+++ MATERIAL SHOWN
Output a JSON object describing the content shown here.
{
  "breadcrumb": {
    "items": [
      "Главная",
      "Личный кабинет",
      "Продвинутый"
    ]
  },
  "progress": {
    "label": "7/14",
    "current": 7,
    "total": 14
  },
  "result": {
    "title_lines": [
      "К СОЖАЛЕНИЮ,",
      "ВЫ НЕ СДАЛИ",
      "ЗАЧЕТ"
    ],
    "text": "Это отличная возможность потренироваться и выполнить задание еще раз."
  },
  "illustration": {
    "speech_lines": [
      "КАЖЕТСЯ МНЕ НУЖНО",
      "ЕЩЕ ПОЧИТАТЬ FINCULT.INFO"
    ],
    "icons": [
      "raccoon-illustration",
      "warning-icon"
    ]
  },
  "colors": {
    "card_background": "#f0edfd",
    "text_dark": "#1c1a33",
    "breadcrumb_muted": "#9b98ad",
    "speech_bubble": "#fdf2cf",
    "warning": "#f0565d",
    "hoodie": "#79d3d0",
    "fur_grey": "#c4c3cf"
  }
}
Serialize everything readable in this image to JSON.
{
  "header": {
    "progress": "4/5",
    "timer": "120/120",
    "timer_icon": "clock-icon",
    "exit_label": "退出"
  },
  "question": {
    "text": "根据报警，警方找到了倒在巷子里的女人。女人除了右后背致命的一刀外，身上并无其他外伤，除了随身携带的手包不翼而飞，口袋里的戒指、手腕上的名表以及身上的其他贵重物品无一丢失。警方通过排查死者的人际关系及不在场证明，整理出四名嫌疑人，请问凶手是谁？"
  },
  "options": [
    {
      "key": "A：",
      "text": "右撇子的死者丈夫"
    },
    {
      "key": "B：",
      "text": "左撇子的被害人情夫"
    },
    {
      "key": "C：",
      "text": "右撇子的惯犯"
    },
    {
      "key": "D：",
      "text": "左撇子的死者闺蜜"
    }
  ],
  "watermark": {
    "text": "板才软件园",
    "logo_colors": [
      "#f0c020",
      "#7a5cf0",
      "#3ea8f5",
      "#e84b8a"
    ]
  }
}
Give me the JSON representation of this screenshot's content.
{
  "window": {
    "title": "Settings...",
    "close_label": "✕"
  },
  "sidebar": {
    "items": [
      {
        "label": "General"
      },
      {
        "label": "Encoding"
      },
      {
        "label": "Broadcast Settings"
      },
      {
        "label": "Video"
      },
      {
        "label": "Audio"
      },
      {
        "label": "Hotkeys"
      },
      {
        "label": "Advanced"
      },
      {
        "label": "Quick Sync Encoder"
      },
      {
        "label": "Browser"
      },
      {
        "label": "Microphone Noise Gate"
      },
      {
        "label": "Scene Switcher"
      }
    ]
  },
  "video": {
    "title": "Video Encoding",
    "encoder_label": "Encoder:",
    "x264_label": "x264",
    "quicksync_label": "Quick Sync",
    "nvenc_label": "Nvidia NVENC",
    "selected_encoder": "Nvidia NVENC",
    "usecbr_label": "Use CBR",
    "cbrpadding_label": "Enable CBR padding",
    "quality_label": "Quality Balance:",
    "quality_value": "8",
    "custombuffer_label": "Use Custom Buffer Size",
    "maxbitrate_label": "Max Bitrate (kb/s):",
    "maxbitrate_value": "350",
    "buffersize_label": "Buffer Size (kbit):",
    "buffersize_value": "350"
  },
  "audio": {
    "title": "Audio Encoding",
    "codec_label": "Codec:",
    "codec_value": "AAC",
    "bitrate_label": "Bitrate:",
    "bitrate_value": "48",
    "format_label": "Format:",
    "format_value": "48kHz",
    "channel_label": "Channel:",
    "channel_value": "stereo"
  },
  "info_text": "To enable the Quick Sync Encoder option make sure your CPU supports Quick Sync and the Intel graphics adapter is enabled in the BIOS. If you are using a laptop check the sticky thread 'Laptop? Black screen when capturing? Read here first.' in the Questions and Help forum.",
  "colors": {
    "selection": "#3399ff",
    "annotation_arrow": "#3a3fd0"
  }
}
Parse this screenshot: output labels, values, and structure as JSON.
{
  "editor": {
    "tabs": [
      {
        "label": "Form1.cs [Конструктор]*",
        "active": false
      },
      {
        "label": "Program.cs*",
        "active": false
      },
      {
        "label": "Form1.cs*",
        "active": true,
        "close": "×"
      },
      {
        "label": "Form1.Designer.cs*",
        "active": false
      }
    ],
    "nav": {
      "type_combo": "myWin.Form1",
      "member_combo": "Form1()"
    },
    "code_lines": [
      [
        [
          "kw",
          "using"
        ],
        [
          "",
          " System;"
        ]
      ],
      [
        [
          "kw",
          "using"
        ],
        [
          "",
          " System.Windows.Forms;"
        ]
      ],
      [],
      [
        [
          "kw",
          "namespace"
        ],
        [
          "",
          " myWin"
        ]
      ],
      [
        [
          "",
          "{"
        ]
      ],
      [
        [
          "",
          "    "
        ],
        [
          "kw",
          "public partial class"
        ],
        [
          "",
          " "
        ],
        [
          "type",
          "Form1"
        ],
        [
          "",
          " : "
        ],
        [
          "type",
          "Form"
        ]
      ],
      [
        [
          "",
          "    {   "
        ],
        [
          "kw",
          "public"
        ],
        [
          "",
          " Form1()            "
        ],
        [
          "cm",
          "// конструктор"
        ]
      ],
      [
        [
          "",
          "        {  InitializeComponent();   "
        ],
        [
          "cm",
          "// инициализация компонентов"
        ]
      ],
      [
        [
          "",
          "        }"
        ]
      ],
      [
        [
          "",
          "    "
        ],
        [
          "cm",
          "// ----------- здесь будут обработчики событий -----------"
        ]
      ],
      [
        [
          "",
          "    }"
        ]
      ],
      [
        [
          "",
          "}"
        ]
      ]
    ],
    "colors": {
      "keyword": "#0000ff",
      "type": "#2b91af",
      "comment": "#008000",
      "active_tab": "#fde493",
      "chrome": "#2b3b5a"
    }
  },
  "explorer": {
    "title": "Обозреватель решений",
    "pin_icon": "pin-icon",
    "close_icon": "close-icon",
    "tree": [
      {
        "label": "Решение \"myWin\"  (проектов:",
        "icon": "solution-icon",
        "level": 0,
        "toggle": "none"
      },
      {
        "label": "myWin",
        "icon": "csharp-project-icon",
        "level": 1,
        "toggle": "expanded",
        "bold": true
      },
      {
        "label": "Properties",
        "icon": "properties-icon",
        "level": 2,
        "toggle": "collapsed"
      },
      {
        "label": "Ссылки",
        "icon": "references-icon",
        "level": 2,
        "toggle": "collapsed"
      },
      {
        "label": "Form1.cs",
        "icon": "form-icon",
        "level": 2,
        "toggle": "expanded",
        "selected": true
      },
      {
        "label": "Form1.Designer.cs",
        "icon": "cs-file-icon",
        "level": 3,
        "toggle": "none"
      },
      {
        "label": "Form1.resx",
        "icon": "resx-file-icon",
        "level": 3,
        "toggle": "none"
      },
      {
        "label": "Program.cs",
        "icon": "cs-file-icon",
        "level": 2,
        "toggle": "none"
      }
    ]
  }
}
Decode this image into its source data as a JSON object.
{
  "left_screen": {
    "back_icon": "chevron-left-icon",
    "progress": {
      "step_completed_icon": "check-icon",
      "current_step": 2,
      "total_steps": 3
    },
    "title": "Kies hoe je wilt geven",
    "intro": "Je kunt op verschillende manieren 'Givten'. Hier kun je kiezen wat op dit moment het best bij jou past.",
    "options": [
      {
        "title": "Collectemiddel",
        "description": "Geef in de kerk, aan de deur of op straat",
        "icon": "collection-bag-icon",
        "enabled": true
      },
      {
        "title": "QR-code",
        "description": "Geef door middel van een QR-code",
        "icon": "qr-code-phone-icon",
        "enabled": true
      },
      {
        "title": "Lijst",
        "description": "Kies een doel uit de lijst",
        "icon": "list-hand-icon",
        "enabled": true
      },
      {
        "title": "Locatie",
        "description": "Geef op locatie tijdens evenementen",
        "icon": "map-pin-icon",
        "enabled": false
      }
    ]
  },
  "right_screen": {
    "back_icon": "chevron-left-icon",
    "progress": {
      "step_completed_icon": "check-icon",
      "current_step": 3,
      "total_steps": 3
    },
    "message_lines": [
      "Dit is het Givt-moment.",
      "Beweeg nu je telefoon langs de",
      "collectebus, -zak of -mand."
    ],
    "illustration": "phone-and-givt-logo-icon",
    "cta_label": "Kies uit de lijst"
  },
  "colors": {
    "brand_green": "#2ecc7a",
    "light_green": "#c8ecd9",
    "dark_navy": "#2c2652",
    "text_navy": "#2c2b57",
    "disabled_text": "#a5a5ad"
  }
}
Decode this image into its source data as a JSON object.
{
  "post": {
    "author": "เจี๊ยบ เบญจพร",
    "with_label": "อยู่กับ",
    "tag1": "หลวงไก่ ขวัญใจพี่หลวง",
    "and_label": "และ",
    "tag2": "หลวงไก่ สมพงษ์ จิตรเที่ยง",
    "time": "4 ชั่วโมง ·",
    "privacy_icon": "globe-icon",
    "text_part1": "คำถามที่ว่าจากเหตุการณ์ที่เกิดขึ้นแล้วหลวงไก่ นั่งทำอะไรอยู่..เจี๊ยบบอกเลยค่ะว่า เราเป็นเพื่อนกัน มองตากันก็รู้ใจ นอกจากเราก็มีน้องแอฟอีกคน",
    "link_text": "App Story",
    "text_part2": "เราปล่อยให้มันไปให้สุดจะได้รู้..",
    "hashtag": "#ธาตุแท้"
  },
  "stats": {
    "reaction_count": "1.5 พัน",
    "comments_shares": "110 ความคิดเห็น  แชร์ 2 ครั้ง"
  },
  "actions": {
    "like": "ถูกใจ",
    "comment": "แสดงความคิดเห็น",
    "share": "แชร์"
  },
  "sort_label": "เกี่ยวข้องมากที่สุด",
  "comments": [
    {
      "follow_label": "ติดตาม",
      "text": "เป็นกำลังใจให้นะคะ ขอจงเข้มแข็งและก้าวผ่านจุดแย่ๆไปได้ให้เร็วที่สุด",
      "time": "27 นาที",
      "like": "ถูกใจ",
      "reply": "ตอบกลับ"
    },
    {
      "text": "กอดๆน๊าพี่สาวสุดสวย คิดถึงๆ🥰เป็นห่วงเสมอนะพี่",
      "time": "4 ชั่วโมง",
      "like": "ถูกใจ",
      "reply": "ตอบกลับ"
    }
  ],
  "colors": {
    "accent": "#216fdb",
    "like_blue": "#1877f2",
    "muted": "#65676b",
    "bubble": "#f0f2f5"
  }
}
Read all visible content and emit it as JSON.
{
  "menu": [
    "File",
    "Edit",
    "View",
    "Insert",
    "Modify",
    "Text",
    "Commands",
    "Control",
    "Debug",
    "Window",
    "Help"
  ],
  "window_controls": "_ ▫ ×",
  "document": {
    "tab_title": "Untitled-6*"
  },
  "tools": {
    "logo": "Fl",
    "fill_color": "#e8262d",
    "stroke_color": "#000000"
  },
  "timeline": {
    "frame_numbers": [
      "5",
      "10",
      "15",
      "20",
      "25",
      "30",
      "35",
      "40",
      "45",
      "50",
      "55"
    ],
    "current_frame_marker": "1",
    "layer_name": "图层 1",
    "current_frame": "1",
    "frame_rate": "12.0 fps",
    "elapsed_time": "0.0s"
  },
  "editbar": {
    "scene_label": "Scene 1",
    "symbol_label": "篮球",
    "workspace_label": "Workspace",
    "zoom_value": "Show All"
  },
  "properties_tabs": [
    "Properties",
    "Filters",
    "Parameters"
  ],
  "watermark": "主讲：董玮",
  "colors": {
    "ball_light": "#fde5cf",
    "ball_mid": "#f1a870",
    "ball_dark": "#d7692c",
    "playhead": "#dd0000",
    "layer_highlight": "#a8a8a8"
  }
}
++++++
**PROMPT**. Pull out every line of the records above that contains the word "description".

**ANSWER BOX**.
        "description": "Geef in de kerk, aan de deur of op straat",
        "description": "Geef door middel van een QR-code",
        "description": "Kies een doel uit de lijst",
        "description": "Geef op locatie tijdens evenementen",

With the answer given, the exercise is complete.